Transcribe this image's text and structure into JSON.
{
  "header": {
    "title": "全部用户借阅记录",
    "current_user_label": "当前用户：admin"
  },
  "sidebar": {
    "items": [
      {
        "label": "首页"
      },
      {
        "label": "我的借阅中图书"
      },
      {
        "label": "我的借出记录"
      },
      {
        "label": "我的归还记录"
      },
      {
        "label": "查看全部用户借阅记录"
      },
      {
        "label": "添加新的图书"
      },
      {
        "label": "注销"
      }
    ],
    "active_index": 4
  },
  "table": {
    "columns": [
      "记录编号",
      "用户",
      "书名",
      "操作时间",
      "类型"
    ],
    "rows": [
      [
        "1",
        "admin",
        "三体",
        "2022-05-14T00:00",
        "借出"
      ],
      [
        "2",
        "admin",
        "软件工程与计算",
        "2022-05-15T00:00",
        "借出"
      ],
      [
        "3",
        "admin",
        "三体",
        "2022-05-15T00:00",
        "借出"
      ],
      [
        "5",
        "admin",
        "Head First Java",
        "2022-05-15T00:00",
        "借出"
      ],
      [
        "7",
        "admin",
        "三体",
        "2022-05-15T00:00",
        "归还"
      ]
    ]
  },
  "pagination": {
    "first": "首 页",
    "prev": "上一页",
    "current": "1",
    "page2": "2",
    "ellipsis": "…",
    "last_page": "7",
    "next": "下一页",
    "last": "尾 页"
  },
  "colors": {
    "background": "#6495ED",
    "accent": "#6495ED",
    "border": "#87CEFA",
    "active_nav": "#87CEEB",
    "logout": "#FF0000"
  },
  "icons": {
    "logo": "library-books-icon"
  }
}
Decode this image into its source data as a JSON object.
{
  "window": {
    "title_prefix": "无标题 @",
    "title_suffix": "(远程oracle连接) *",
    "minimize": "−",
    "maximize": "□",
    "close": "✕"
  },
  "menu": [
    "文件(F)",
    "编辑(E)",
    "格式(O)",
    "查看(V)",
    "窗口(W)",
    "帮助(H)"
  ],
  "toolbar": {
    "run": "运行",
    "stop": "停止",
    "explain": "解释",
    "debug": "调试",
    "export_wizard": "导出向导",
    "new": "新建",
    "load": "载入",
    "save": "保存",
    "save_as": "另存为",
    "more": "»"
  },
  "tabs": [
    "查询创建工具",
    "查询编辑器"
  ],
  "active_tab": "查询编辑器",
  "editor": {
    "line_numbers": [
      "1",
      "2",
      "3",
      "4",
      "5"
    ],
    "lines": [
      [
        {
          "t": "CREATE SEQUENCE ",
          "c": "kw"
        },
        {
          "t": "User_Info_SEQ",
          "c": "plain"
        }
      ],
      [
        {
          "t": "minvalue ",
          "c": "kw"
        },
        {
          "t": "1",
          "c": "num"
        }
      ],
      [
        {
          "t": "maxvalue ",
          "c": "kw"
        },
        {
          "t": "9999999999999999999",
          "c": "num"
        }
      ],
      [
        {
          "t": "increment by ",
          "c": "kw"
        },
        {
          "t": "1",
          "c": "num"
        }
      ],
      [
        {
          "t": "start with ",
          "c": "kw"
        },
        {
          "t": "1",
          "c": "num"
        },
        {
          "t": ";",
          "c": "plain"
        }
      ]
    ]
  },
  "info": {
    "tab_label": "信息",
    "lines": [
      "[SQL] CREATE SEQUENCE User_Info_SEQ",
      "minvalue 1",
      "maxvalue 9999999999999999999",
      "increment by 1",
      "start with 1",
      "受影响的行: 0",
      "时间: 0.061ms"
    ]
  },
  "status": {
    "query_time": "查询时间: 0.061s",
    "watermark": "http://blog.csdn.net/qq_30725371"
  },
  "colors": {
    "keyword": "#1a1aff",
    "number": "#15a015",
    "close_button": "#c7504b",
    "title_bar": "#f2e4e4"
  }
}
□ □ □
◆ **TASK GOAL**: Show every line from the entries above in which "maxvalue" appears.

◆ **SOLUTION FOR THIS TASK**:
          "t": "maxvalue ",
      "maxvalue 9999999999999999999",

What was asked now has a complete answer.